Six impossible things


Landscape vs. setting

Earlier this week, Minnesota Public Radio replayed  an interview with novelist Richard Ford, and some of his comments (around 23 minutes into the broadcast) got me thinking about landscape. First off, landscape isn’t the same as setting. They overlap, of course, but one can tell an urban […]

Read more


So I’m back from five days at the Sharjah Children’s Reading Festival in the United Arab Emirates and beginning to recover from the hideous jet lag and nearly 24 hours of travel (each way, counting layovers and plane delays) that it took to get there. Since I’m […]

Read more

Tin Ear
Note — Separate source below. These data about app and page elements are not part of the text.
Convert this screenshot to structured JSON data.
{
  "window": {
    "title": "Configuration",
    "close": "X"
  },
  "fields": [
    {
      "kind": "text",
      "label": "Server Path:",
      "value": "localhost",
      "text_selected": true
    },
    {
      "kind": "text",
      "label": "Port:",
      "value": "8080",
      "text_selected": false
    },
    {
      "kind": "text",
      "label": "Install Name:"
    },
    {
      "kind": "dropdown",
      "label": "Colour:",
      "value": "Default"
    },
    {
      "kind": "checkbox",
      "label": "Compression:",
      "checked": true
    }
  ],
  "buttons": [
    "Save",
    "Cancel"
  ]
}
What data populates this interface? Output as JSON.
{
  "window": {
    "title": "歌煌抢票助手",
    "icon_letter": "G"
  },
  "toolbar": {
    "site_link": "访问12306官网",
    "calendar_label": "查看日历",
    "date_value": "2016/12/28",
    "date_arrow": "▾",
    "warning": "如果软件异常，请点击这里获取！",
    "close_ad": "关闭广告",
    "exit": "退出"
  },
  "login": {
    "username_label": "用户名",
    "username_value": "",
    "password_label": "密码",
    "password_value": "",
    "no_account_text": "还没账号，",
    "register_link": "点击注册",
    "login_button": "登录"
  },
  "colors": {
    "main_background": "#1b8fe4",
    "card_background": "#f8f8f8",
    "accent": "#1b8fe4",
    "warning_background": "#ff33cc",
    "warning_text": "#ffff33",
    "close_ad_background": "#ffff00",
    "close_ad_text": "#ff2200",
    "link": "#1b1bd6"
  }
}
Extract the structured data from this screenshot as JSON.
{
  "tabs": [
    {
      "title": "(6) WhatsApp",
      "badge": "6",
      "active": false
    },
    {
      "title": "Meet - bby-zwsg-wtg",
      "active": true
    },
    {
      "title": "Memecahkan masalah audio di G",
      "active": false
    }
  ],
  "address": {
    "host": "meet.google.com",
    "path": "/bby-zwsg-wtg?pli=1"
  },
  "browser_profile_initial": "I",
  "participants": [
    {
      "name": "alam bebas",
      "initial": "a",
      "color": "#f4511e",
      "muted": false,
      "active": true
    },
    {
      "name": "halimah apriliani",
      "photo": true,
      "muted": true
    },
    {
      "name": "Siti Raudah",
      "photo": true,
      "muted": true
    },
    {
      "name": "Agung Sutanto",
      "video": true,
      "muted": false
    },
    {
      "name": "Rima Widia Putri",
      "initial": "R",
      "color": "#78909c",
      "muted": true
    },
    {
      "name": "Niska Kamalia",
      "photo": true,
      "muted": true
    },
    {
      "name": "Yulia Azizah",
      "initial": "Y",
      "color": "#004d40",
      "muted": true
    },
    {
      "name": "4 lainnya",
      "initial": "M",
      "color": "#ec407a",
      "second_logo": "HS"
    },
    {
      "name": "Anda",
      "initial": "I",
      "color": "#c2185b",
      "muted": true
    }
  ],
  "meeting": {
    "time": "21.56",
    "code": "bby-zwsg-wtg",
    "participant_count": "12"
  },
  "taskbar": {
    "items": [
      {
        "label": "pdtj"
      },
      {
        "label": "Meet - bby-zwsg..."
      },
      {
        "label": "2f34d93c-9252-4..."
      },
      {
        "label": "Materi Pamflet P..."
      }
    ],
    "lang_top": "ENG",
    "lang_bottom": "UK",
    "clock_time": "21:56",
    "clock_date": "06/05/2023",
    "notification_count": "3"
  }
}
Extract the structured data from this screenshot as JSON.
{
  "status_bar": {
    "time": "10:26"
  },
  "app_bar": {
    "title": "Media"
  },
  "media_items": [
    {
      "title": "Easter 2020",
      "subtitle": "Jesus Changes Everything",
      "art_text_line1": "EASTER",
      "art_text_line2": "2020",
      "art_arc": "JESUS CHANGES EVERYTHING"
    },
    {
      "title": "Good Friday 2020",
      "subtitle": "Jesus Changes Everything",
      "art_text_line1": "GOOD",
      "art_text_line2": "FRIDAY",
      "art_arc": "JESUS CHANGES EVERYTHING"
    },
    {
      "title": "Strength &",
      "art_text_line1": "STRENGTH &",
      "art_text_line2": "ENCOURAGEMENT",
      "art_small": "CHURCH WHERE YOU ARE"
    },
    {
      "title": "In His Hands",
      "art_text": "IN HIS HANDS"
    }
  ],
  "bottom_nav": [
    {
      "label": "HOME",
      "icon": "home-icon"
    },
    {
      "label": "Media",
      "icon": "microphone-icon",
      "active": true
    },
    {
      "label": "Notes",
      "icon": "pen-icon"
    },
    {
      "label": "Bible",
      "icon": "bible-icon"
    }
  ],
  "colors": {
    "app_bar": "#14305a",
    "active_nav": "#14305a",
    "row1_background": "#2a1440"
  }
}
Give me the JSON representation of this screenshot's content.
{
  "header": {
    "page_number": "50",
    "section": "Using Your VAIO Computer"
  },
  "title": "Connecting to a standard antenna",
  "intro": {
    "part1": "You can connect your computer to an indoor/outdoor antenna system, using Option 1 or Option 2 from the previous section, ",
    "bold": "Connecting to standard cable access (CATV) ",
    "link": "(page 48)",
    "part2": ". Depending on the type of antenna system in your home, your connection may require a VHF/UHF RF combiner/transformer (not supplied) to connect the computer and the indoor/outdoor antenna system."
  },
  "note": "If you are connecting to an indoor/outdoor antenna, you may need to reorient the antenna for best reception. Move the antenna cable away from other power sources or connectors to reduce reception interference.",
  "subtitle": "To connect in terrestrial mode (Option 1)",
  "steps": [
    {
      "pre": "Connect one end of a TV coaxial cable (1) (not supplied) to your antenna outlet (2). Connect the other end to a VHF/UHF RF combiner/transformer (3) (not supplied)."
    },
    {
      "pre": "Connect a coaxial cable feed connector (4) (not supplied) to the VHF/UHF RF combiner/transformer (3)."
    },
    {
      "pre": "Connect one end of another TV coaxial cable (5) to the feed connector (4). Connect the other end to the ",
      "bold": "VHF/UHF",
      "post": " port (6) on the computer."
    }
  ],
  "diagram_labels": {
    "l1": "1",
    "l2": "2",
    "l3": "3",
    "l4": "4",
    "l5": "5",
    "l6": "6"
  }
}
One of the worst criticisms that can be leveled at an author is “He has a tin ear for dialog.” In short form, it means the writer in question doesn’t do dialog well; in the longer version, it means the writer has no sense of the rhythms […]

Read more

Rifles and fishing rods

“If you say in the first chapter that there is a rifle hanging on the wall, in the second or third chapter it absolutely must go off. If it’s not going to be fired, it shouldn’t be hanging there.”  – Anton Chekhov, quoted in Shchukin’s Memoirs At […]

Read more

Beats and games and instinct

Beats and plot points aren’t the same thing, though they sometimes sound as if they ought to be. Basically, plot points are about content; beats are about rhythm. Beats make a pattern; plot points make a causal chain. They support and depend on each other, but they’re […]

Read more


Every story needs to open with a hook, or so says conventional writing wisdom. Conventional writing wisdom, unfortunately, seldom goes on to address the obvious question: Just what is a hook, anyway? And how do you write one? There are three things everybody seems to agree upon […]

Read more


The first I heard about the Boston Marathon bombing was when my father called Monday evening to tell me my nephew was uninjured. My nephew goes to school in Boston, and had been watching the race, but not at the finish line. I’d been driving home from […]

Read more

Best and worst advice

The other day, somebody asked me what the best and worst writing advice I’d ever gotten was. The best was easy: “Learn to type.” My mother was the first to give me that particular bit of writing advice, though I’ve seen it since coming from a variety […]

Read more

Plot points

The other day somebody asked me what a plot point was, and I had to stop and think about it. As usual, when I have to stop and think about anything writing-related, I end up doing a blog post to clarify my thinking. “Plot points” are one […]

Read more


As near as I can tell, “prewriting” is a trendy catch-all term for “everything a writer does before they actually sit down and start writing the story.” Even that definition is a little dicey, given how many writers go through a stage where they’re writing down bits […]

Read more
Page 30 of 71« First...1020...2829303132...405060...Last »
Questions regarding foreign rights, film/tv subrights, and other business matters should be directed to Pat’s agent Ginger Clark, Curtis-Brown, Ltd., 10 Astor Place, 3rd Floor New York, NY 10003,